As a former school board member, Schock sees much to be redone about our educational policy. “No child left behind simply has to be revisited and modified. The effectiveness of schools and teachers must be based on growth-based educational testing. We need to assess student achievement not against imaginary standards but as a comparison between where a student was last year with where she is today. And we need to accept that not all students are the same. Special needs students require different assessment and goals from mainstream children and the special students most often falling through the cracks today are the gifted.”
Schock is concerned about the budget deficit and, unlike most of his colleagues, actually recognizes that tax policies are just as important a component as spending. “Just as we failed our constituents in not passing a badly needed transportation bill this session, so too must Congress deal with taxes.” It is always politically dangerous for any politician to openly speak of tax increases and the current Republican position is vociferously opposed to any tax increases but Schock recognizes that a responsible solution will necessarily involve changes in tax policy that will yield more revenue.
And the continual need for more jobs is very important to central Illinois and Schock. Like a good number of his Republican colleagues, Schock regularly appears at announcements of projects made possible by stimulus spending despite his opposition to President Obama's Recovery Act. And he has taken note that throughout much of Illinois and his district the effects of the recession continue to linger. Perhaps nowhere has been more affected by the recession than the State of Illinois and Schock does believe it is necessary for the federal government to assist the struggling states but he frets about where the necessary money will come from.
He also is concerned about the state of the truth in the nation. “I am constantly having to correct people who call me with something they heard on TV or in a blog that just isn’t true. I have to point them to the actual bill or tell them that it’s just not true. It used to be that when you read something in a newspaper, you could believe it. And that’s still essentially the case with the new York Times or the Washington Post or even USA Today, but too many people read something on the internet or hear something on TV that is just fiction — or worse. Then they call our office all upset about something and we have to try to correct them — and they don’t always accept that.”

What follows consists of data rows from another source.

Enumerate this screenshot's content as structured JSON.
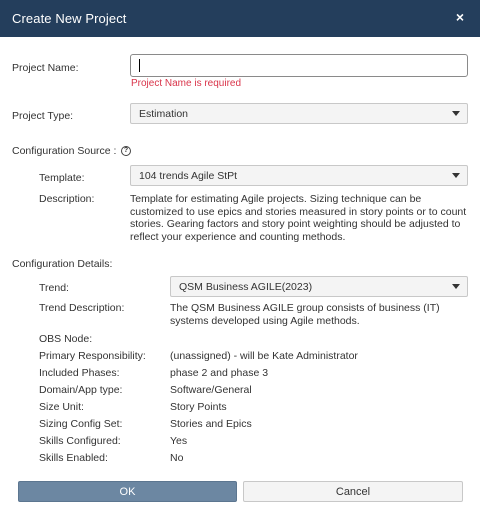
{
  "dialog": {
    "title": "Create New Project",
    "close_icon": "close-icon",
    "close_glyph": "×"
  },
  "project_name": {
    "label": "Project Name:",
    "value": "",
    "error": "Project Name is required"
  },
  "project_type": {
    "label": "Project Type:",
    "selected": "Estimation"
  },
  "configuration_source": {
    "label": "Configuration Source :",
    "help_icon": "help-icon",
    "help_glyph": "?",
    "template_label": "Template:",
    "template_selected": "104 trends Agile StPt",
    "description_label": "Description:",
    "description_text": "Template for estimating Agile projects. Sizing technique can be customized to use epics and stories measured in story points or to count stories. Gearing factors and story point weighting should be adjusted to reflect your experience and counting methods."
  },
  "configuration_details": {
    "label": "Configuration Details:",
    "trend_label": "Trend:",
    "trend_selected": "QSM Business AGILE(2023)",
    "trend_description_label": "Trend Description:",
    "trend_description_text": "The QSM Business AGILE group consists of business (IT) systems developed using Agile methods.",
    "rows": [
      {
        "label": "OBS Node:",
        "value": ""
      },
      {
        "label": "Primary Responsibility:",
        "value": "(unassigned) - will be Kate Administrator"
      },
      {
        "label": "Included Phases:",
        "value": "phase 2 and phase 3"
      },
      {
        "label": "Domain/App type:",
        "value": "Software/General"
      },
      {
        "label": "Size Unit:",
        "value": "Story Points"
      },
      {
        "label": "Sizing Config Set:",
        "value": "Stories and Epics"
      },
      {
        "label": "Skills Configured:",
        "value": "Yes"
      },
      {
        "label": "Skills Enabled:",
        "value": "No"
      }
    ]
  },
  "buttons": {
    "ok": "OK",
    "cancel": "Cancel"
  },
  "colors": {
    "titlebar": "#243e5c",
    "error": "#d9344a",
    "ok_button": "#6c87a2"
  }
}
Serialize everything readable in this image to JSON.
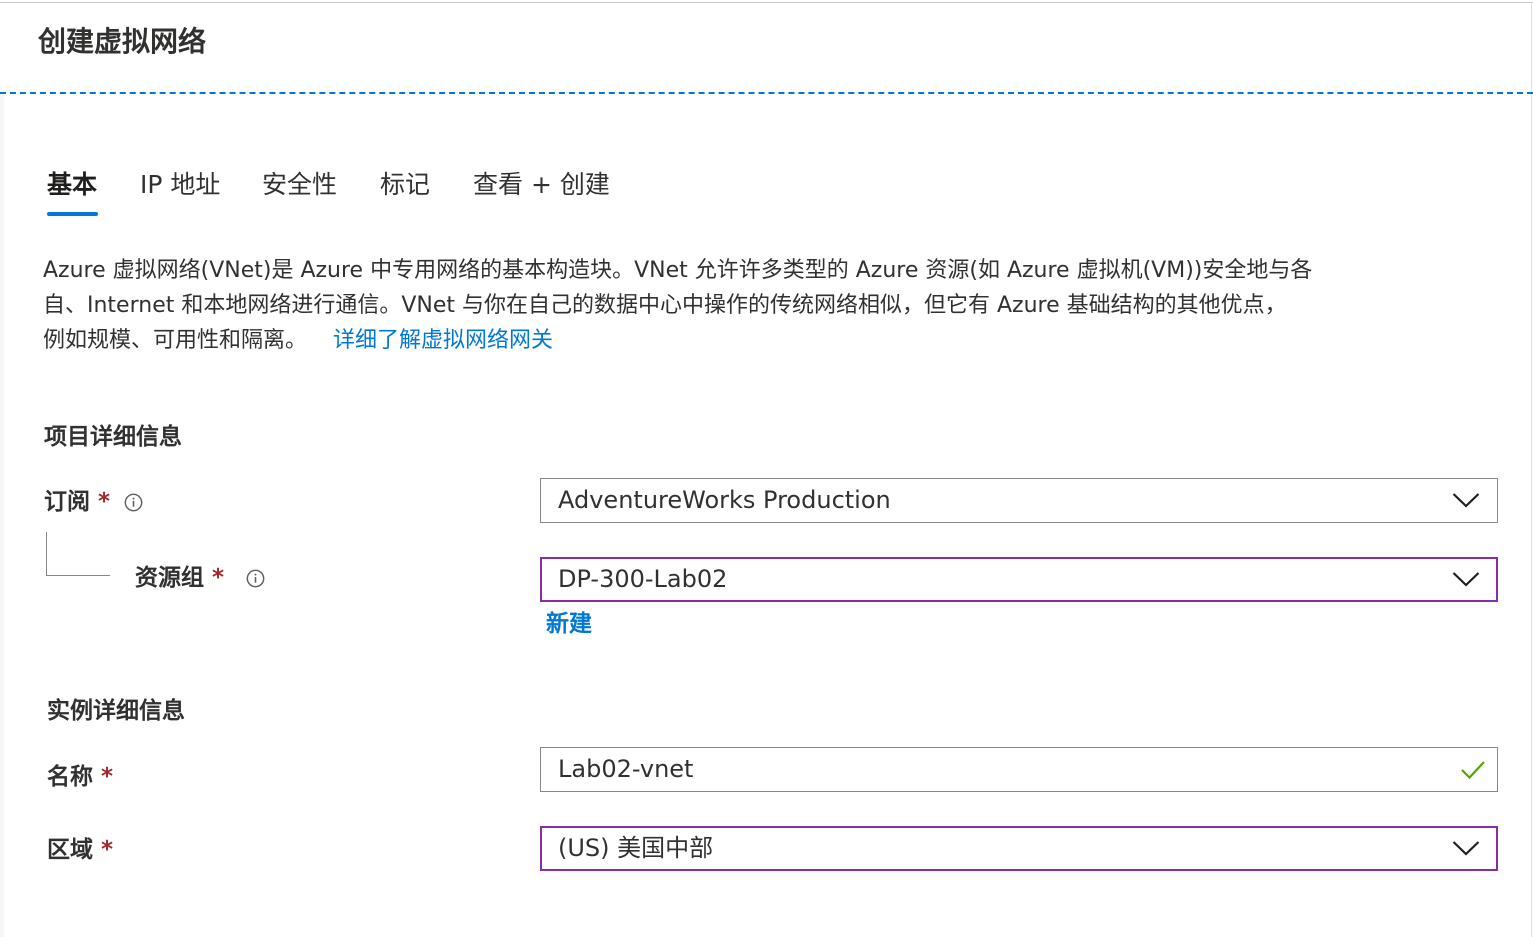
{
  "header": {
    "title": "创建虚拟网络"
  },
  "tabs": [
    {
      "label": "基本",
      "active": true
    },
    {
      "label": "IP 地址",
      "active": false
    },
    {
      "label": "安全性",
      "active": false
    },
    {
      "label": "标记",
      "active": false
    },
    {
      "label": "查看 + 创建",
      "active": false
    }
  ],
  "description": {
    "line1": "Azure 虚拟网络(VNet)是 Azure 中专用网络的基本构造块。VNet 允许许多类型的 Azure 资源(如 Azure 虚拟机(VM))安全地与各",
    "line2": "自、Internet 和本地网络进行通信。VNet 与你在自己的数据中心中操作的传统网络相似，但它有 Azure 基础结构的其他优点，",
    "line3": "例如规模、可用性和隔离。",
    "link": "详细了解虚拟网络网关"
  },
  "project_details": {
    "heading": "项目详细信息",
    "subscription": {
      "label": "订阅",
      "required": "*",
      "value": "AdventureWorks Production"
    },
    "resource_group": {
      "label": "资源组",
      "required": "*",
      "value": "DP-300-Lab02",
      "new_link": "新建"
    }
  },
  "instance_details": {
    "heading": "实例详细信息",
    "name": {
      "label": "名称",
      "required": "*",
      "value": "Lab02-vnet",
      "valid": true
    },
    "region": {
      "label": "区域",
      "required": "*",
      "value": "(US) 美国中部"
    }
  },
  "icons": {
    "info": "info-circle-icon",
    "dropdown": "chevron-down-icon",
    "valid": "checkmark-icon"
  },
  "colors": {
    "accent": "#0078d4",
    "focus_border": "#8a2da5",
    "required": "#a4262c",
    "valid": "#57a300"
  }
}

Besides the transportation bill, “there are many important issues that remain unresolved in this session of Congress but I just don't see that changing. I'm afraid that Congress won't accomplish anything substantive before the November elections and many critical bills will carry over into either the lame-duck session or the next Congress.”